What Is Price Discrimination, and How Does It Work?
Price discrimination is a pricing strategy that charges customers varying prices for goods or services based on certain criteria or what the seller believes the customer will agree to pay. The degrees rise from first to third degrees, with third-degree containing the type of price discrimination that is most targeted to the consumer. Key terms Consumer surplus— The welfare a consumer receives from being charged a price below that which they would be willing to pay. Price elasticity refers to how sensitive the demand for an item is to changes in price. The study looked at a seven-storey retail building in Montreal and found that when prices were compared between different stores, the highest-priced store was almost 20% cheaper than the lowest-priced store. There is also price discrimination based on ethnicity and class. Therefore, businesses must segment the markets according to a variety of criteria, such as youth, gender, tastes, geographical barriers, product kind, timing, etc.
Why is monopoly pricing inefficient? First Degree Price Discrimination Graph When a firm practices first-degree price discrimination, it consumes all the consumer surplus. First-degree price discrimination is a theoretical pricing strategy which involves a firm charging every consumer the maximum price that the individual consumer is willing to pay. What Is Price Discrimination? With the growth of big data, the ethics of such practices are a growing source of debate. This discrimination is the most common. Customers want to be treated fairly.
Because of market imperfections, businesses are free to choose such cost-cutting measures. Inelastic consumers are charged the highest price. At this point, the firm will no longer produce any further goods, which will show total profits. The debate over whether monopoly is socially efficient or inefficient is essential to understanding how we should think about antitrust laws and the efficiency of market systems. This lower price increases their consumer surplus and utility.

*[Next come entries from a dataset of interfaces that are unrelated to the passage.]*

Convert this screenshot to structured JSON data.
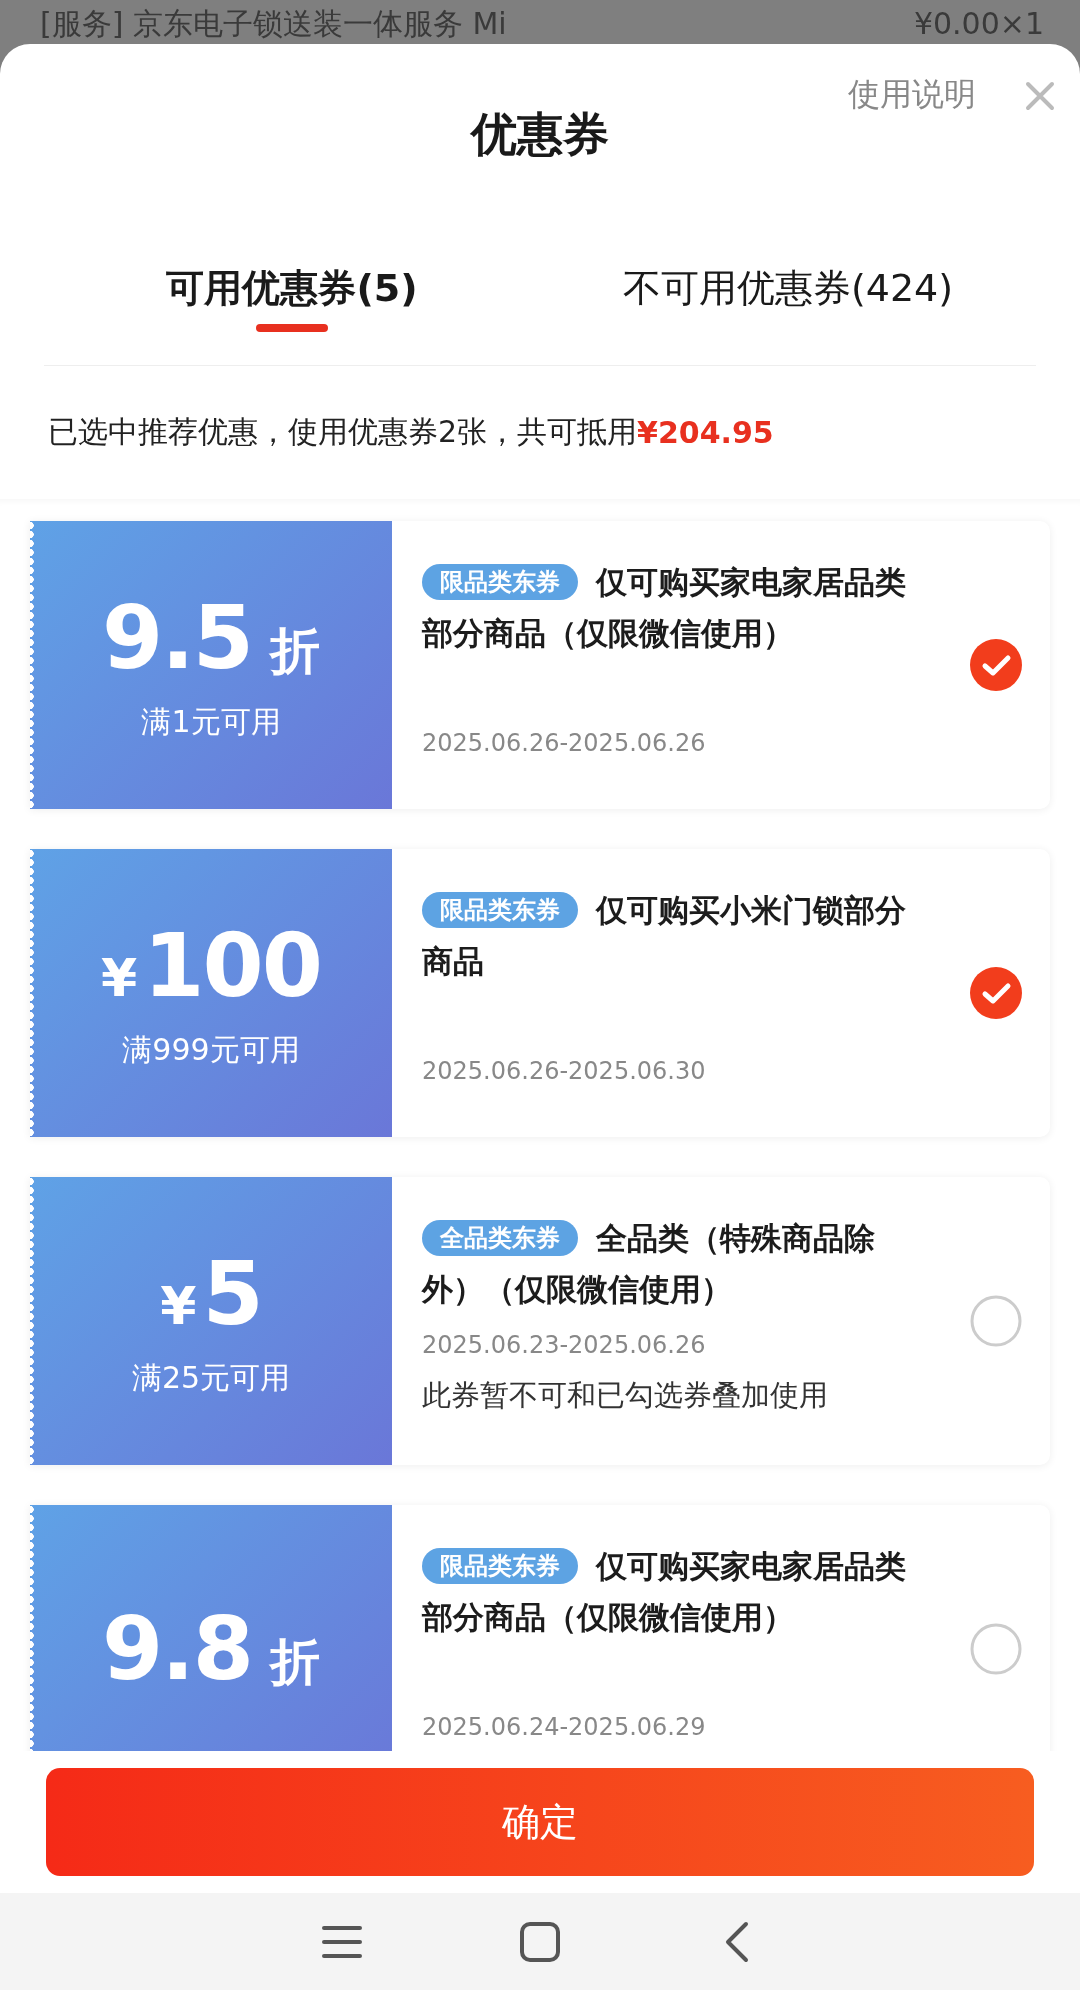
{
  "background_item": {
    "name": "[服务] 京东电子锁送装一体服务 Mi",
    "price": "¥0.00×1"
  },
  "sheet": {
    "title": "优惠券",
    "help_link": "使用说明"
  },
  "tabs": [
    {
      "label": "可用优惠券(5)",
      "selected": true
    },
    {
      "label": "不可用优惠券(424)",
      "selected": false
    }
  ],
  "summary": {
    "text": "已选中推荐优惠，使用优惠券2张，共可抵用",
    "amount": "¥204.95"
  },
  "coupons": [
    {
      "kind": "discount",
      "value": "9.5",
      "unit": "折",
      "condition": "满1元可用",
      "tag": "限品类东券",
      "title": "仅可购买家电家居品类部分商品（仅限微信使用）",
      "dates": "2025.06.26-2025.06.26",
      "selected": true
    },
    {
      "kind": "cash",
      "unit": "¥",
      "value": "100",
      "condition": "满999元可用",
      "tag": "限品类东券",
      "title": "仅可购买小米门锁部分商品",
      "dates": "2025.06.26-2025.06.30",
      "selected": true
    },
    {
      "kind": "cash",
      "unit": "¥",
      "value": "5",
      "condition": "满25元可用",
      "tag": "全品类东券",
      "title": "全品类（特殊商品除外）（仅限微信使用）",
      "dates": "2025.06.23-2025.06.26",
      "note": "此券暂不可和已勾选券叠加使用",
      "selected": false
    },
    {
      "kind": "discount",
      "value": "9.8",
      "unit": "折",
      "tag": "限品类东券",
      "title": "仅可购买家电家居品类部分商品（仅限微信使用）",
      "dates": "2025.06.24-2025.06.29",
      "selected": false
    }
  ],
  "confirm_button": "确定"
}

What Is Price Discrimination? (+3 Types to Watch Out For)
She graduated with a Bachelor of Arts from Elmhurst College now Elmhurst University. The monopolistic authority required to value can be maintained by predatory pricing. This can also have environmental benefits, as airlines would try to fill up flights, selling seats at the best price possible. What is first degree price discrimination explain with examples? Before making decisions with legal, tax, or accounting effects, you should consult appropriate professionals. For example, the product or service may be a different price for adults versus senior citizens or domestic buyers versus international buyers. Finally, uniform pricing is when the seller sets the price and that price is uniform across buyers.